Copyright 2006 Karin Vibe Rheymer Stewart
When my husband was in college, a number of his fellow students were bringing their dirty laundry home, and Mom was coming once a month to clean their room. This wasn’t because they were lazy, but they simply didn’t know how to do the laundry or house cleaning!
Don’t let your children become like those students… Apart from the fact that teaching your children house and other chores prepare them for life on their own, they’re also chores that you don’t need to do! I know, I know, it takes time to teach them how to do it, and there will be quite a few times when you will need to finish the job behind them, but once they know, you will never need to do it again until they leave… And, at least until they reach eight or so, they will be proud to be entrusted with “big people” tasks.
So, what tasks can be safely delegated to your children? It depends on their age, but there are things they can do as early as 2 years old. Below is a list of tasks by age group:
Toddlers: Can dust with an electromagnetic cloth or baby wipe; Spray and scrub the sink and bathtub with water and a sponge; pick up toys or other floor clutter and put them in baskets or bins – if the baskets are labeled with pictures, they can even put the right toys in the right container!
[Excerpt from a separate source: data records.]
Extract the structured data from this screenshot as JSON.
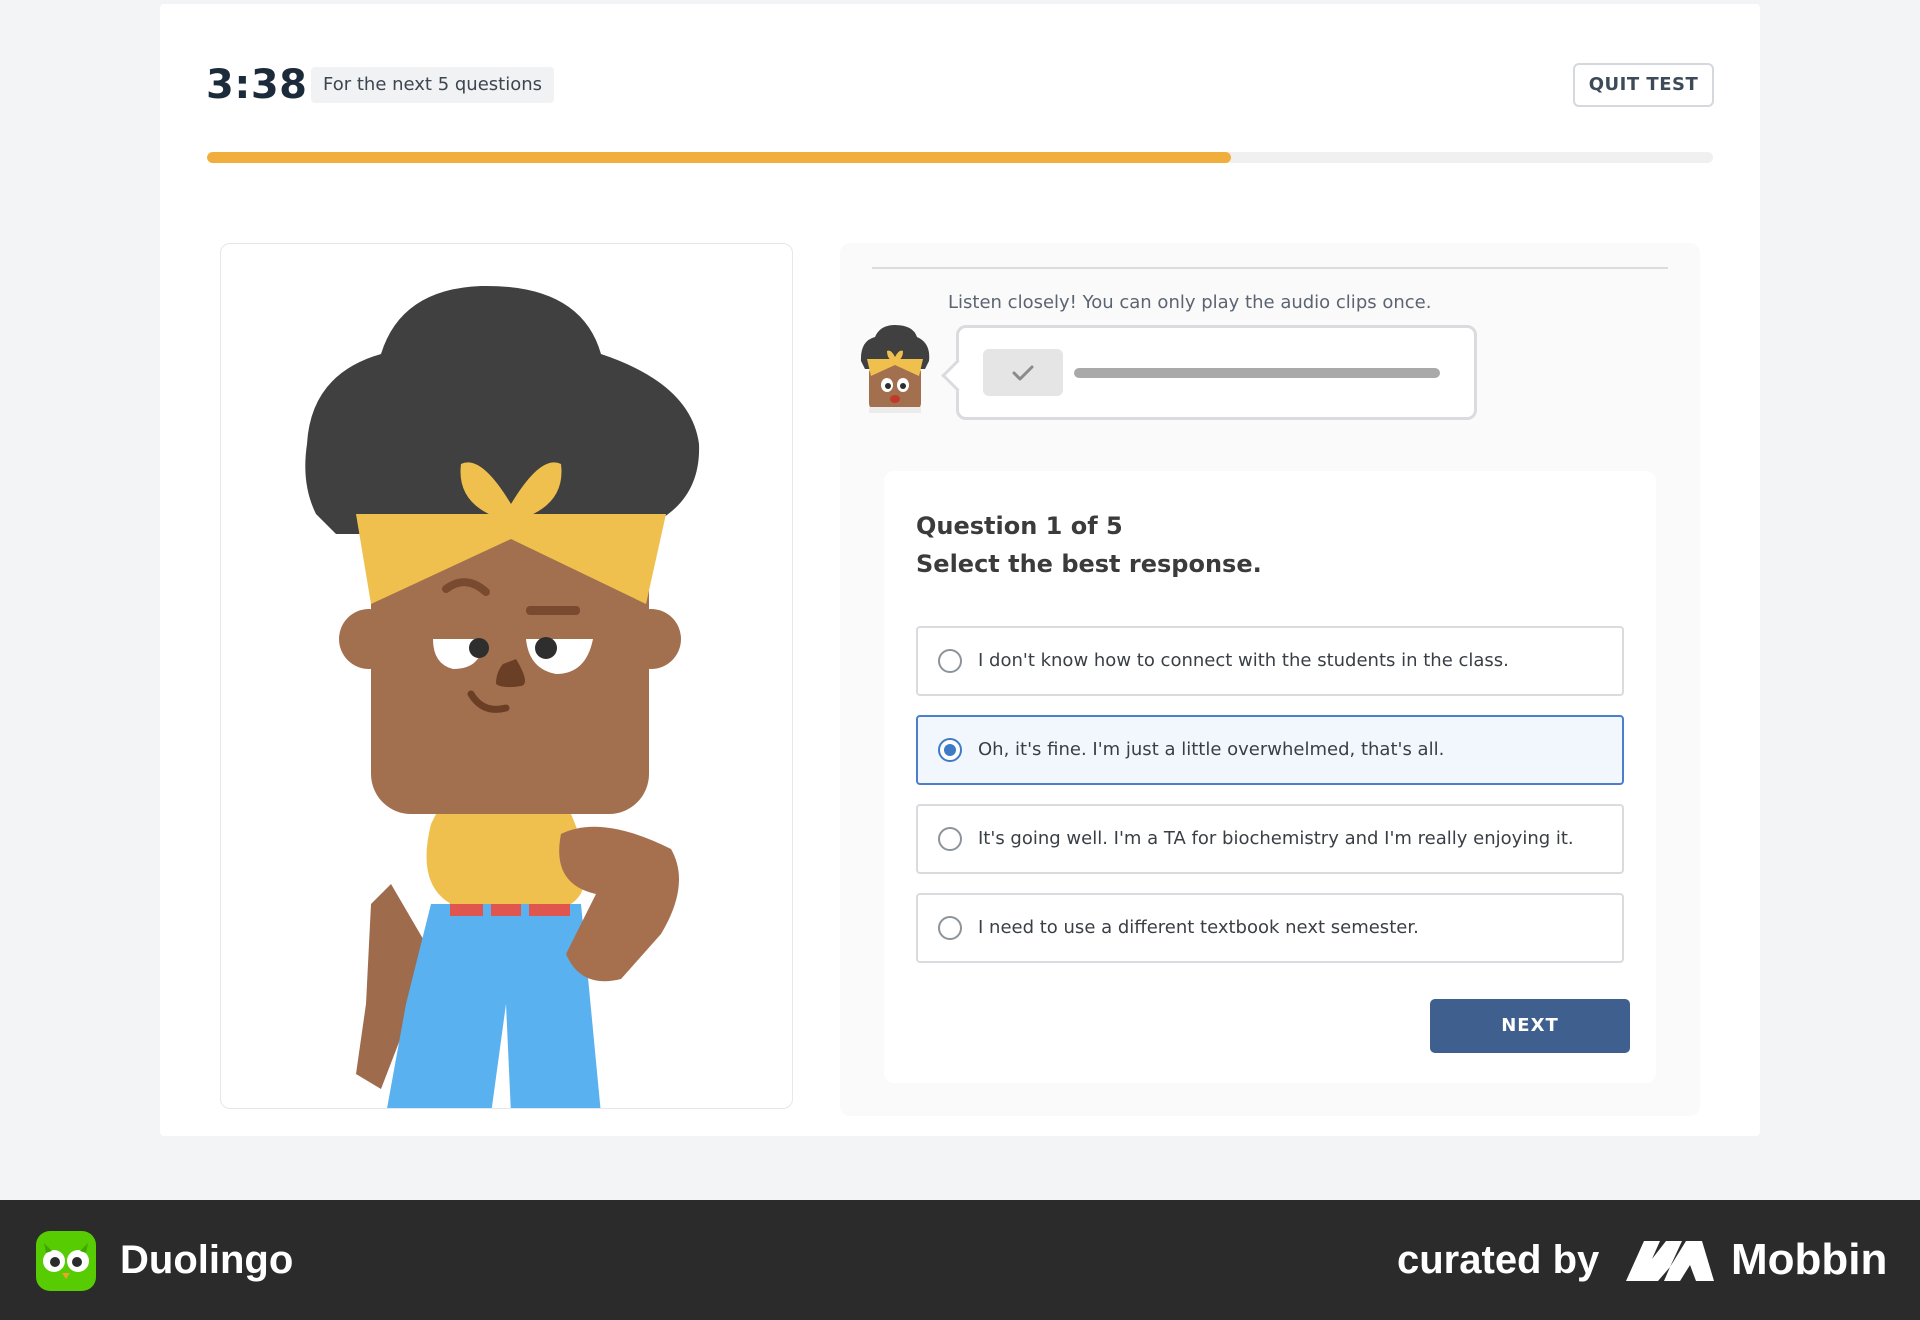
{
  "header": {
    "timer": "3:38",
    "timer_note": "For the next 5 questions",
    "quit_label": "QUIT TEST"
  },
  "progress": {
    "fraction": 0.68,
    "color": "#f2ae3d"
  },
  "audio": {
    "instruction": "Listen closely! You can only play the audio clips once.",
    "play_icon": "check-icon"
  },
  "question": {
    "number_text": "Question 1 of 5",
    "instruction": "Select the best response.",
    "options": [
      {
        "text": "I don't know how to connect with the students in the class.",
        "selected": false
      },
      {
        "text": "Oh, it's fine. I'm just a little overwhelmed, that's all.",
        "selected": true
      },
      {
        "text": "It's going well. I'm a TA for biochemistry and I'm really enjoying it.",
        "selected": false
      },
      {
        "text": "I need to use a different textbook next semester.",
        "selected": false
      }
    ],
    "next_label": "NEXT"
  },
  "footer": {
    "app_name": "Duolingo",
    "curated_by": "curated by",
    "brand": "Mobbin"
  },
  "colors": {
    "accent": "#3f5f8e",
    "selected_border": "#4a7fc9",
    "duolingo_green": "#58cc02"
  }
}
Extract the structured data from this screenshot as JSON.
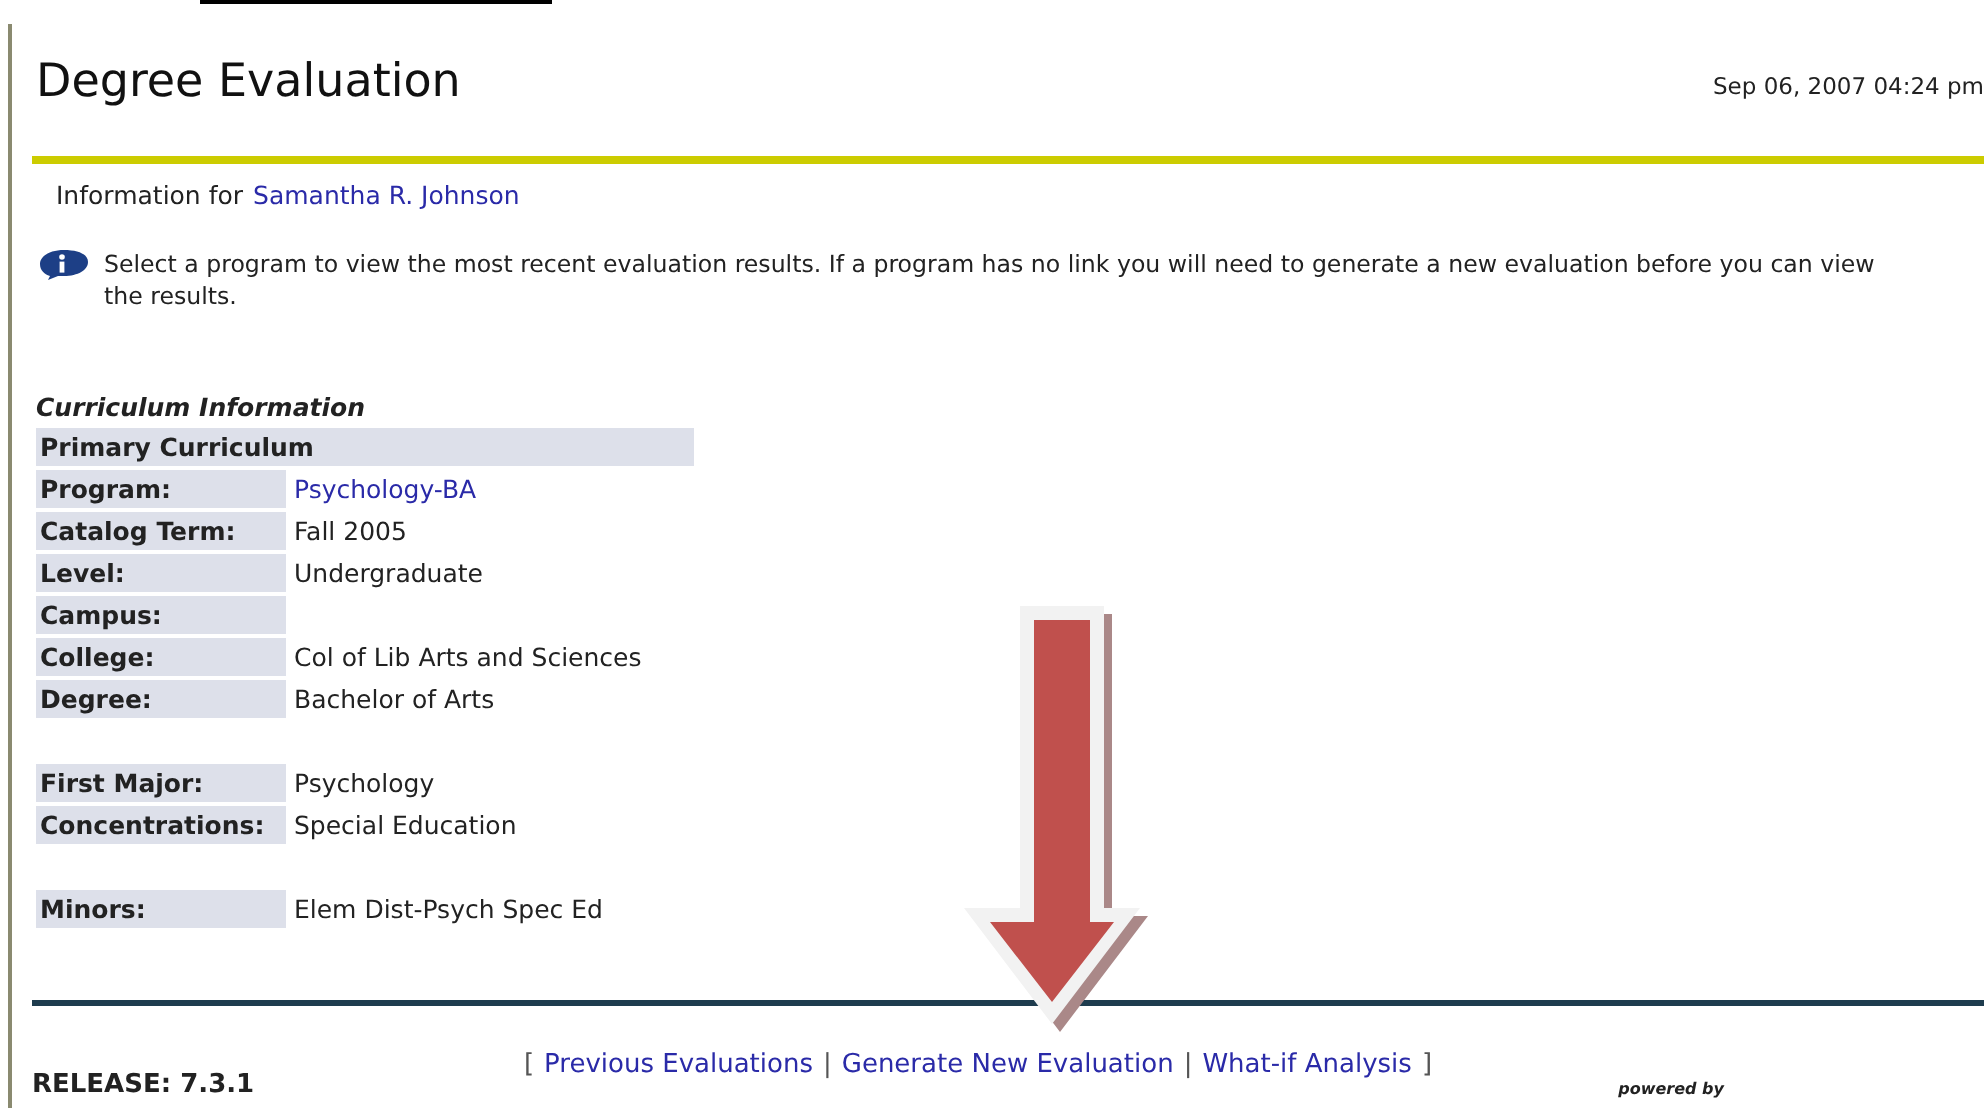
{
  "header": {
    "title": "Degree Evaluation",
    "timestamp": "Sep 06, 2007 04:24 pm"
  },
  "student": {
    "label": "Information for",
    "name": "Samantha R. Johnson"
  },
  "instructions": "Select a program to view the most recent evaluation results. If a program has no link you will need to generate a new evaluation before you can view the results.",
  "curriculum": {
    "heading": "Curriculum Information",
    "section": "Primary Curriculum",
    "groups": [
      [
        {
          "label": "Program:",
          "value": "Psychology-BA",
          "kind": "link"
        },
        {
          "label": "Catalog Term:",
          "value": "Fall 2005",
          "kind": "text"
        },
        {
          "label": "Level:",
          "value": "Undergraduate",
          "kind": "text"
        },
        {
          "label": "Campus:",
          "kind": "text"
        },
        {
          "label": "College:",
          "value": "Col of Lib Arts and Sciences",
          "kind": "text"
        },
        {
          "label": "Degree:",
          "value": "Bachelor of Arts",
          "kind": "text"
        }
      ],
      [
        {
          "label": "First Major:",
          "value": "Psychology",
          "kind": "text"
        },
        {
          "label": "Concentrations:",
          "value": "Special Education",
          "kind": "text"
        }
      ],
      [
        {
          "label": "Minors:",
          "value": "Elem Dist-Psych Spec Ed",
          "kind": "text"
        }
      ]
    ]
  },
  "footer": {
    "nav": [
      {
        "kind": "bracket",
        "text": "["
      },
      {
        "kind": "link",
        "text": "Previous Evaluations"
      },
      {
        "kind": "separator",
        "text": "|"
      },
      {
        "kind": "link",
        "text": "Generate New Evaluation"
      },
      {
        "kind": "separator",
        "text": "|"
      },
      {
        "kind": "link",
        "text": "What-if Analysis"
      },
      {
        "kind": "bracket",
        "text": "]"
      }
    ],
    "release": "RELEASE: 7.3.1",
    "powered_by": "powered by"
  }
}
At this point, anything you give them to do except putting the toys away will be more to give them something to do while you are cleaning, but they will try to do their best if you take the time to teach them, and it will seem natural to them when they graduate to more complex tasks.
Preschoolers: Sweep with kid-size broom; spray and squeegee windows using lemon- or vinegar-water (inside windows only, please!); use a handheld vacuum; wipe sinks using baby wipes; empty a small trash basket into a bigger bag; scrub corners of kitchen chairs or other small spaces using a clean toothbrush or nail brush and a cup of water; make beds (preferably with a comforter, it’s easier for them); fold towels; put clothes in drawers; hang clothes on hooks; put dirty clothes in hamper; help feed animals; wipe off baseboards, windowsills with small cloth or wearing old socks on their hands; help wipe up spills; dry unbreakable dishes; pick up litter in the yard.
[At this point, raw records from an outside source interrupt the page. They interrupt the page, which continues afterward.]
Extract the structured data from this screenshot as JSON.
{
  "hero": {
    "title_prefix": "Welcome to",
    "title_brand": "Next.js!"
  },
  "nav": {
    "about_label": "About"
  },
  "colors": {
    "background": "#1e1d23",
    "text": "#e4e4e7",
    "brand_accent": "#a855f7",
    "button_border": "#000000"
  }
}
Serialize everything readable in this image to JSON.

Kindergartners: sweep small areas with a dustpan and broom; clean bathroom sinks; hang up the towel after a bath; store bath toys; help in the kitchen (stirring, tearing lettuce, etc. – no knife yet!); set the napkins and silverware on the table; clear dishes from the table (depends on your child, you know if they risk breaking them or not); help load the dishwasher; straighten plastic dishes in a cabinet; help straighten pots and pans; sort family members’ clean laundry; dust furniture; strip linens from beds; straighten books on a bookshelf; put game and puzzle pieces in correct storage containers; use a lint remover to pick up pet hair on furniture; tidy up their room.
Younger Elementary School Kids: Make beds (any of them); take out garbage; sweep stairs and walks; clean the car and help wash it; vacuum their own room; sort and straighten toys; fold and put away laundry; empty the dishwasher; feed and care for pets; set and clean the table (but only with unbreakable dishes and cups at this point); sort clothes for washing.
Older Elementary School Kids: Clean bathroom mirrors; vacuum; clean toilets; clean countertops and the kitchen sink; mop small-area floors; use the washer and dryer; wash, dry and put away dishes; clean pet areas; clean cobwebs and dust in high places with a pole; sweep the garage; set and clean the table (by the end of elementary school, they usually are able to do it with regular dishes and glasses).
Teenagers: Can do everything you do, except for the most intensive jobs, or the ones using noxious products, such as deep-cleaning of the oven, or removing mold from the bathroom tiles.
So, when will you sit down and create a chore chart for your children? What chores will you assign to each, depending on their ages? What will you do with the time you are saving this way?